Skip to main content


Showing posts from September, 2018

#FacesofPhotonics: Raman microscopist at NASA JPL, Joby Razzell Hollis

"Naturally, a deep-UV spectroscopy lab has to have  cool purple lights." -Joby This week on the SPIE Faces of Photonics series, we interviewed UK native Joseph Razzell Hollis. Joseph, better known as Joby, is a postdoc at NASA Jet Propulsion Lab (JPL), working on the Mars 2020 rover mission. His passions include knitting, Raman microscopy, and advocating for greater LGBT+ inclusivity in STEM. He is a trustee for Pride in STEM , an award-nominated charitable trust that supports LGBT+ people in the STEM field. In addition, you can find Joby tweeting from the @LGBT_Physics account , which celebrates diversity in science. Enjoy the interview with Joby, and don't forget to follow him on Twitter! 1. Tell us about when you first became interested in optics and photonics. I studied chemistry as an undergraduate, and it was synthesising quantum dots that made me realise the incredible beauty of how atoms and light interact. It was all downhill from there! I quickly be

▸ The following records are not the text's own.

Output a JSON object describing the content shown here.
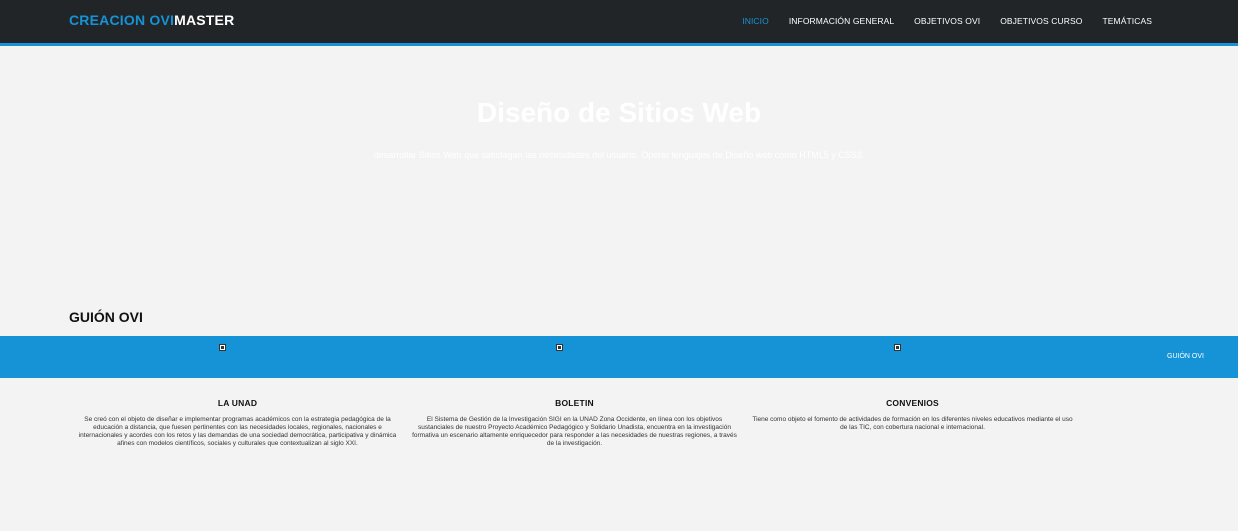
{
  "header": {
    "logo_part1": "CREACION OVI",
    "logo_part2": "MASTER",
    "nav": [
      {
        "label": "INICIO"
      },
      {
        "label": "INFORMACIÓN GENERAL"
      },
      {
        "label": "OBJETIVOS OVI"
      },
      {
        "label": "OBJETIVOS CURSO"
      },
      {
        "label": "TEMÁTICAS"
      }
    ],
    "active_index": 0
  },
  "hero": {
    "title": "Diseño de Sitios Web",
    "subtitle": "desarrollar Sitios Web que satisfagan las necesidades del usuario. Operar lenguajes de Diseño web como HTML5 y CSS3."
  },
  "section": {
    "title": "GUIÓN OVI"
  },
  "band": {
    "link_label": "GUIÓN OVI",
    "images": [
      "broken-image-icon",
      "broken-image-icon",
      "broken-image-icon"
    ]
  },
  "columns": [
    {
      "title": "LA UNAD",
      "text": "Se creó con el objeto de diseñar e implementar programas académicos con la estrategia pedagógica de la educación a distancia, que fuesen pertinentes con las necesidades locales, regionales, nacionales e internacionales y acordes con los retos y las demandas de una sociedad democrática, participativa y dinámica afines con modelos científicos, sociales y culturales que contextualizan al siglo XXI."
    },
    {
      "title": "BOLETIN",
      "text": "El Sistema de Gestión de la Investigación SIGI en la UNAD Zona Occidente, en línea con los objetivos sustanciales de nuestro Proyecto Académico Pedagógico y Solidario Unadista, encuentra en la investigación formativa un escenario altamente enriquecedor para responder a las necesidades de nuestras regiones, a través de la investigación."
    },
    {
      "title": "CONVENIOS",
      "text": "Tiene como objeto el fomento de actividades de formación en los diferentes niveles educativos mediante el uso de las TIC, con cobertura nacional e internacional."
    }
  ],
  "colors": {
    "accent": "#1593d6",
    "topbar": "#222528",
    "background": "#f3f3f3"
  }
}
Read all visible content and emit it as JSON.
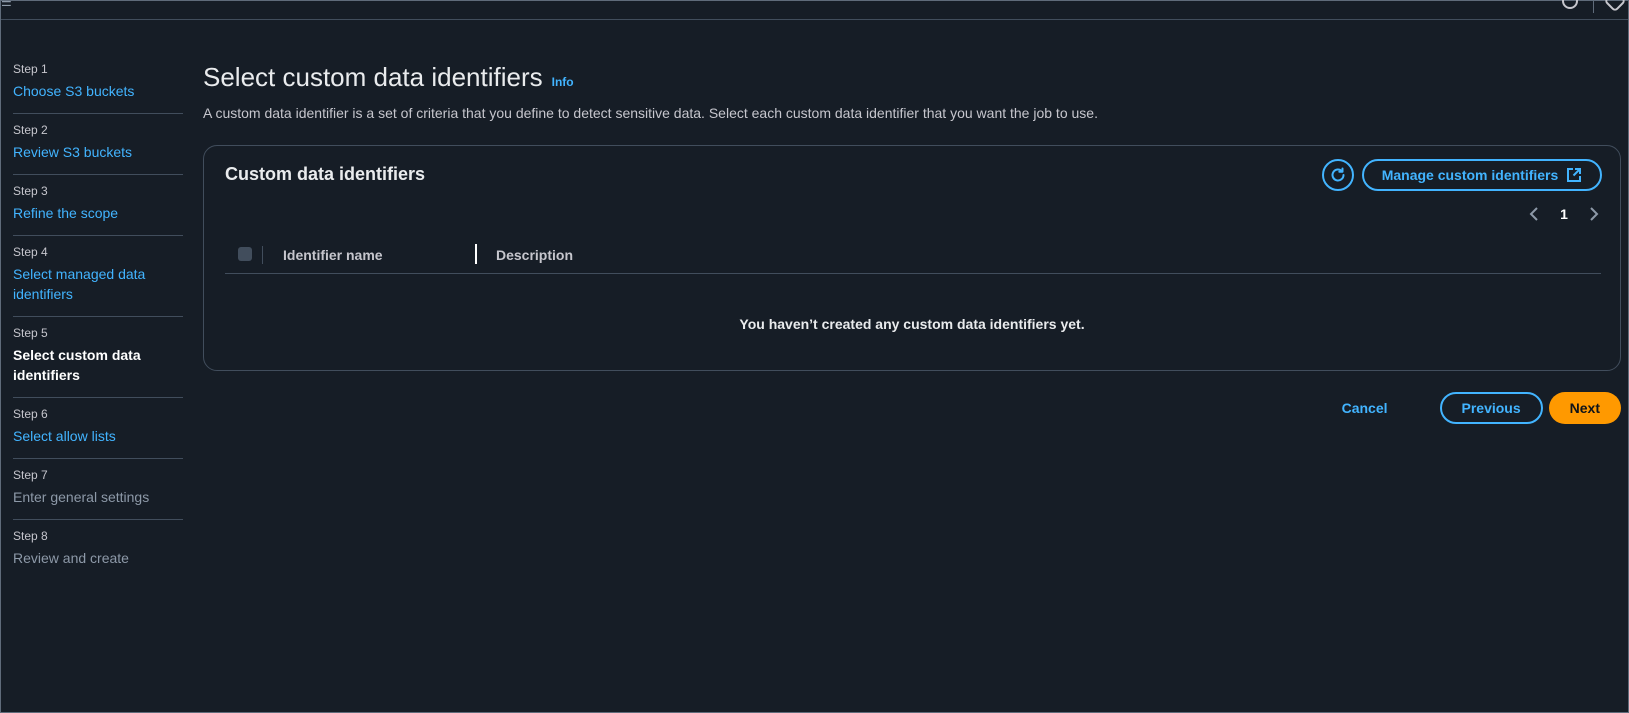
{
  "colors": {
    "background": "#161d26",
    "link": "#42b4ff",
    "primary_button": "#ff9900",
    "border": "#414d5c"
  },
  "steps": [
    {
      "num": "Step 1",
      "label": "Choose S3 buckets",
      "state": "link"
    },
    {
      "num": "Step 2",
      "label": "Review S3 buckets",
      "state": "link"
    },
    {
      "num": "Step 3",
      "label": "Refine the scope",
      "state": "link"
    },
    {
      "num": "Step 4",
      "label": "Select managed data identifiers",
      "state": "link"
    },
    {
      "num": "Step 5",
      "label": "Select custom data identifiers",
      "state": "current"
    },
    {
      "num": "Step 6",
      "label": "Select allow lists",
      "state": "link"
    },
    {
      "num": "Step 7",
      "label": "Enter general settings",
      "state": "disabled"
    },
    {
      "num": "Step 8",
      "label": "Review and create",
      "state": "disabled"
    }
  ],
  "page": {
    "title": "Select custom data identifiers",
    "info": "Info",
    "description": "A custom data identifier is a set of criteria that you define to detect sensitive data. Select each custom data identifier that you want the job to use."
  },
  "panel": {
    "title": "Custom data identifiers",
    "refresh_icon": "refresh-icon",
    "manage_label": "Manage custom identifiers",
    "manage_icon": "external-link-icon",
    "page_number": "1",
    "columns": [
      "Identifier name",
      "Description"
    ],
    "empty_message": "You haven’t created any custom data identifiers yet."
  },
  "actions": {
    "cancel": "Cancel",
    "previous": "Previous",
    "next": "Next"
  }
}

Just Rewards

Beginning in 2020, three new annual SPIE awards will honor iconic leaders of optics and photonics, as well as those following in their footsteps: the second female winner of the Nobel Prize for Physics, a pioneer of image science, and a timely recognition of proactive diversity initiatives in optics. In a rapidly-changing research landscape, these awards showcase two of SPIE’s key technical communities, and reflect the Society’s ongoing commitment to advocate for diversity and inclusion on a global level. Named for one of three 1963 Nobel Prize for Physics winners – and the second woman to win that accolade after Marie Curie – the SPIE Maria Goeppert-Mayer Award in Photonics recognizes outstanding contributions to the field of photonics and the development of innovative, high impact technologies. Goeppert-Mayer, who won the Nobel alongside J. Hans D. Jensen for proposing the nuclear shell model of the atomic nucleus, also outlined the possibility of two-photon absorption by atoms

#FacesofPhotonics: University of Cambridge Research Associate, Jonghee Yoon

Jonghee Yoon SPIE's #FacesofPhotonics is sharing the story of Jonghee Yoon. Jonghee is a Research Associate at the University of Cambridge in Dr. Sarah Bohndiek’s VISIONLab. He is originally from South Korea, and his current research involves using hyperspectral imaging to identify and diagnosis oesophageal cancer. Enjoy the interview with Jonghee. 1. Tell us about when you first became interested in optics and photonics. When I was a high-school student, I had a great opportunity to attend a summer camp held in South Korea's Postech University. The camp program introduced various research areas, and provided lab tours to students. ⠀ One of laboratories I visited was doing biochemical research. The researchers showed me microscopic images of a chicken eggshell captured by scanning electron microscopy. At that time I had no idea about optics and microscopy, but I was hooked on the microscopic images. Since then I have become interested in microscopic imaging and op